- _EXERCISE BRIEF_: Below are some records; return each one exactly as written.

Recorded data

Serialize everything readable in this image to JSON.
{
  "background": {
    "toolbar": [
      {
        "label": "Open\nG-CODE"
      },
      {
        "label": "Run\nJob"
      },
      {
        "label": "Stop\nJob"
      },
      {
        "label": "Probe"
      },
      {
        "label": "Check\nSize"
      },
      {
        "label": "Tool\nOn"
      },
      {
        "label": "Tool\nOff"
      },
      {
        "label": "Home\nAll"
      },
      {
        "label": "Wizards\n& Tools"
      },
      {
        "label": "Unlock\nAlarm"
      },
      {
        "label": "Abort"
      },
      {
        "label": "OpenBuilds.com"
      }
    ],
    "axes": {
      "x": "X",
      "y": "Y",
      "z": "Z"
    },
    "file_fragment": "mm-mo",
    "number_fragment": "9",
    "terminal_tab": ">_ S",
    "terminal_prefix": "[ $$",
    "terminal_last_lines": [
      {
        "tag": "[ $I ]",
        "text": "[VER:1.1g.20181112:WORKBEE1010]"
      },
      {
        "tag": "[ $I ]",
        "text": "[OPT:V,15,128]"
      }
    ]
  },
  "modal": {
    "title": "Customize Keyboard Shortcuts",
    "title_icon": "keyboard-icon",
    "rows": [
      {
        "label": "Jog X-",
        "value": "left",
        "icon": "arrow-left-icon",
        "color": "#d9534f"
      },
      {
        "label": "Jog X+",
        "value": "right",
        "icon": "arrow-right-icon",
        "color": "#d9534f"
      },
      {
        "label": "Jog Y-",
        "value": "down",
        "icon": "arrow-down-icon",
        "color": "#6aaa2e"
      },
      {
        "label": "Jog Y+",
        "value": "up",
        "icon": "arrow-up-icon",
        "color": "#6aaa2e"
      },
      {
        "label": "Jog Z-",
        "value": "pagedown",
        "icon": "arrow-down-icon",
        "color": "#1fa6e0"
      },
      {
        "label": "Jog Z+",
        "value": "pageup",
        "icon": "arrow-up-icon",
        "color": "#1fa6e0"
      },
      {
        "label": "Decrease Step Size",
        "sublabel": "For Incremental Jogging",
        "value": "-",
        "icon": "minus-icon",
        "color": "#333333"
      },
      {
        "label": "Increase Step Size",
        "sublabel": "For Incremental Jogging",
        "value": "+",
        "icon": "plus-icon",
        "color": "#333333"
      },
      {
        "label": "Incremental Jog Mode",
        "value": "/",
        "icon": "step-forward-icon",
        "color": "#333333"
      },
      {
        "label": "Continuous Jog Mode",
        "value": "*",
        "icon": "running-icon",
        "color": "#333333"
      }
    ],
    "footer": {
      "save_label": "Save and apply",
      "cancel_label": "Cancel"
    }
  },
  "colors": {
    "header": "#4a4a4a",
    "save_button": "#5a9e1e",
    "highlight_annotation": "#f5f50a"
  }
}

- _RESULT OF THE TASK_:
Serialize everything readable in this image to JSON.
{
  "background": {
    "toolbar": [
      {
        "label": "Open\nG-CODE"
      },
      {
        "label": "Run\nJob"
      },
      {
        "label": "Stop\nJob"
      },
      {
        "label": "Probe"
      },
      {
        "label": "Check\nSize"
      },
      {
        "label": "Tool\nOn"
      },
      {
        "label": "Tool\nOff"
      },
      {
        "label": "Home\nAll"
      },
      {
        "label": "Wizards\n& Tools"
      },
      {
        "label": "Unlock\nAlarm"
      },
      {
        "label": "Abort"
      },
      {
        "label": "OpenBuilds.com"
      }
    ],
    "axes": {
      "x": "X",
      "y": "Y",
      "z": "Z"
    },
    "file_fragment": "mm-mo",
    "number_fragment": "9",
    "terminal_tab": ">_ S",
    "terminal_prefix": "[ $$",
    "terminal_last_lines": [
      {
        "tag": "[ $I ]",
        "text": "[VER:1.1g.20181112:WORKBEE1010]"
      },
      {
        "tag": "[ $I ]",
        "text": "[OPT:V,15,128]"
      }
    ]
  },
  "modal": {
    "title": "Customize Keyboard Shortcuts",
    "title_icon": "keyboard-icon",
    "rows": [
      {
        "label": "Jog X-",
        "value": "left",
        "icon": "arrow-left-icon",
        "color": "#d9534f"
      },
      {
        "label": "Jog X+",
        "value": "right",
        "icon": "arrow-right-icon",
        "color": "#d9534f"
      },
      {
        "label": "Jog Y-",
        "value": "down",
        "icon": "arrow-down-icon",
        "color": "#6aaa2e"
      },
      {
        "label": "Jog Y+",
        "value": "up",
        "icon": "arrow-up-icon",
        "color": "#6aaa2e"
      },
      {
        "label": "Jog Z-",
        "value": "pagedown",
        "icon": "arrow-down-icon",
        "color": "#1fa6e0"
      },
      {
        "label": "Jog Z+",
        "value": "pageup",
        "icon": "arrow-up-icon",
        "color": "#1fa6e0"
      },
      {
        "label": "Decrease Step Size",
        "sublabel": "For Incremental Jogging",
        "value": "-",
        "icon": "minus-icon",
        "color": "#333333"
      },
      {
        "label": "Increase Step Size",
        "sublabel": "For Incremental Jogging",
        "value": "+",
        "icon": "plus-icon",
        "color": "#333333"
      },
      {
        "label": "Incremental Jog Mode",
        "value": "/",
        "icon": "step-forward-icon",
        "color": "#333333"
      },
      {
        "label": "Continuous Jog Mode",
        "value": "*",
        "icon": "running-icon",
        "color": "#333333"
      }
    ],
    "footer": {
      "save_label": "Save and apply",
      "cancel_label": "Cancel"
    }
  },
  "colors": {
    "header": "#4a4a4a",
    "save_button": "#5a9e1e",
    "highlight_annotation": "#f5f50a"
  }
}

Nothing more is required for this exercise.